─── MATERIAL FOR THIS TASK

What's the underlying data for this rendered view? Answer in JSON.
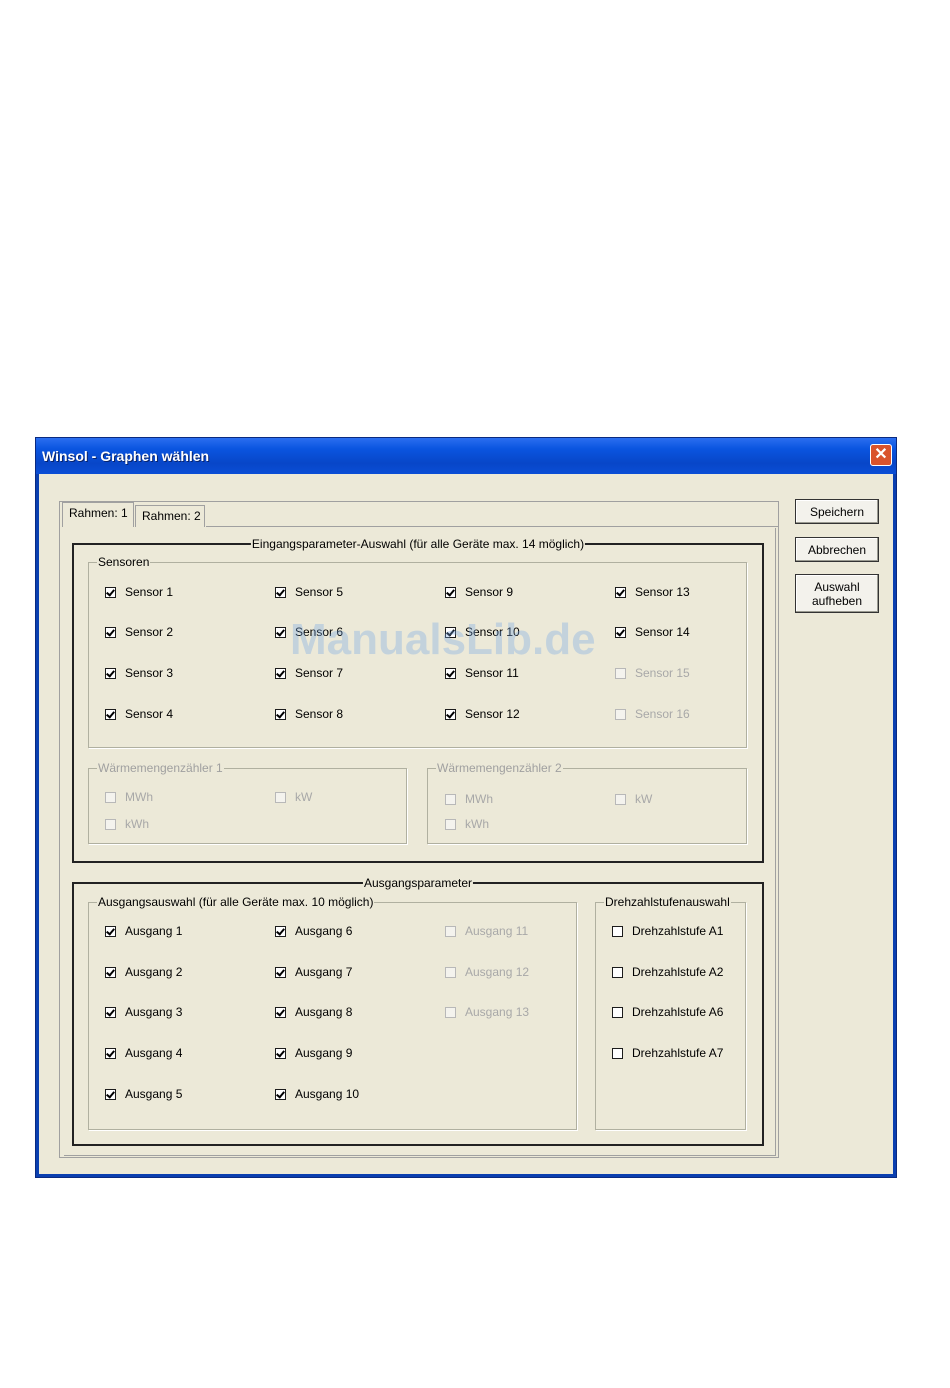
{
  "window": {
    "title": "Winsol - Graphen wählen",
    "close_label": "✕"
  },
  "tabs": [
    {
      "label": "Rahmen: 1"
    },
    {
      "label": "Rahmen: 2"
    }
  ],
  "buttons": {
    "save": "Speichern",
    "cancel": "Abbrechen",
    "clear": "Auswahl\naufheben"
  },
  "input_group": {
    "title": "Eingangsparameter-Auswahl (für alle Geräte max. 14 möglich)",
    "sensors": {
      "title": "Sensoren",
      "items": [
        {
          "label": "Sensor 1",
          "checked": true,
          "enabled": true
        },
        {
          "label": "Sensor 2",
          "checked": true,
          "enabled": true
        },
        {
          "label": "Sensor 3",
          "checked": true,
          "enabled": true
        },
        {
          "label": "Sensor 4",
          "checked": true,
          "enabled": true
        },
        {
          "label": "Sensor 5",
          "checked": true,
          "enabled": true
        },
        {
          "label": "Sensor 6",
          "checked": true,
          "enabled": true
        },
        {
          "label": "Sensor 7",
          "checked": true,
          "enabled": true
        },
        {
          "label": "Sensor 8",
          "checked": true,
          "enabled": true
        },
        {
          "label": "Sensor 9",
          "checked": true,
          "enabled": true
        },
        {
          "label": "Sensor 10",
          "checked": true,
          "enabled": true
        },
        {
          "label": "Sensor 11",
          "checked": true,
          "enabled": true
        },
        {
          "label": "Sensor 12",
          "checked": true,
          "enabled": true
        },
        {
          "label": "Sensor 13",
          "checked": true,
          "enabled": true
        },
        {
          "label": "Sensor 14",
          "checked": true,
          "enabled": true
        },
        {
          "label": "Sensor 15",
          "checked": false,
          "enabled": false
        },
        {
          "label": "Sensor 16",
          "checked": false,
          "enabled": false
        }
      ]
    },
    "heat1": {
      "title": "Wärmemengenzähler 1",
      "items": [
        {
          "label": "MWh"
        },
        {
          "label": "kWh"
        },
        {
          "label": "kW"
        }
      ]
    },
    "heat2": {
      "title": "Wärmemengenzähler 2",
      "items": [
        {
          "label": "MWh"
        },
        {
          "label": "kWh"
        },
        {
          "label": "kW"
        }
      ]
    }
  },
  "output_group": {
    "title": "Ausgangsparameter",
    "outputs": {
      "title": "Ausgangsauswahl (für alle Geräte max. 10 möglich)",
      "items": [
        {
          "label": "Ausgang 1",
          "checked": true,
          "enabled": true
        },
        {
          "label": "Ausgang 2",
          "checked": true,
          "enabled": true
        },
        {
          "label": "Ausgang 3",
          "checked": true,
          "enabled": true
        },
        {
          "label": "Ausgang 4",
          "checked": true,
          "enabled": true
        },
        {
          "label": "Ausgang 5",
          "checked": true,
          "enabled": true
        },
        {
          "label": "Ausgang 6",
          "checked": true,
          "enabled": true
        },
        {
          "label": "Ausgang 7",
          "checked": true,
          "enabled": true
        },
        {
          "label": "Ausgang 8",
          "checked": true,
          "enabled": true
        },
        {
          "label": "Ausgang 9",
          "checked": true,
          "enabled": true
        },
        {
          "label": "Ausgang 10",
          "checked": true,
          "enabled": true
        },
        {
          "label": "Ausgang 11",
          "checked": false,
          "enabled": false
        },
        {
          "label": "Ausgang 12",
          "checked": false,
          "enabled": false
        },
        {
          "label": "Ausgang 13",
          "checked": false,
          "enabled": false
        }
      ]
    },
    "speeds": {
      "title": "Drehzahlstufenauswahl",
      "items": [
        {
          "label": "Drehzahlstufe A1",
          "checked": false
        },
        {
          "label": "Drehzahlstufe A2",
          "checked": false
        },
        {
          "label": "Drehzahlstufe A6",
          "checked": false
        },
        {
          "label": "Drehzahlstufe A7",
          "checked": false
        }
      ]
    }
  },
  "watermark": "ManualsLib.de"
}
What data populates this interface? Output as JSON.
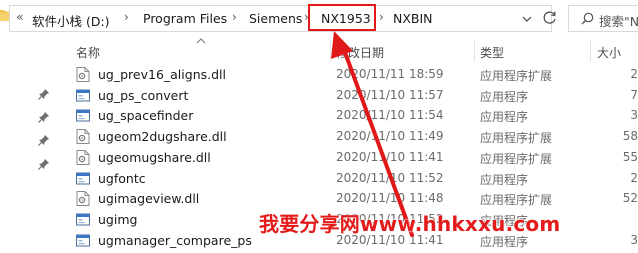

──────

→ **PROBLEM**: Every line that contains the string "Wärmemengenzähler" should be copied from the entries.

→ **ANSWER SPACE**:
      "title": "Wärmemengenzähler 1",
      "title": "Wärmemengenzähler 2",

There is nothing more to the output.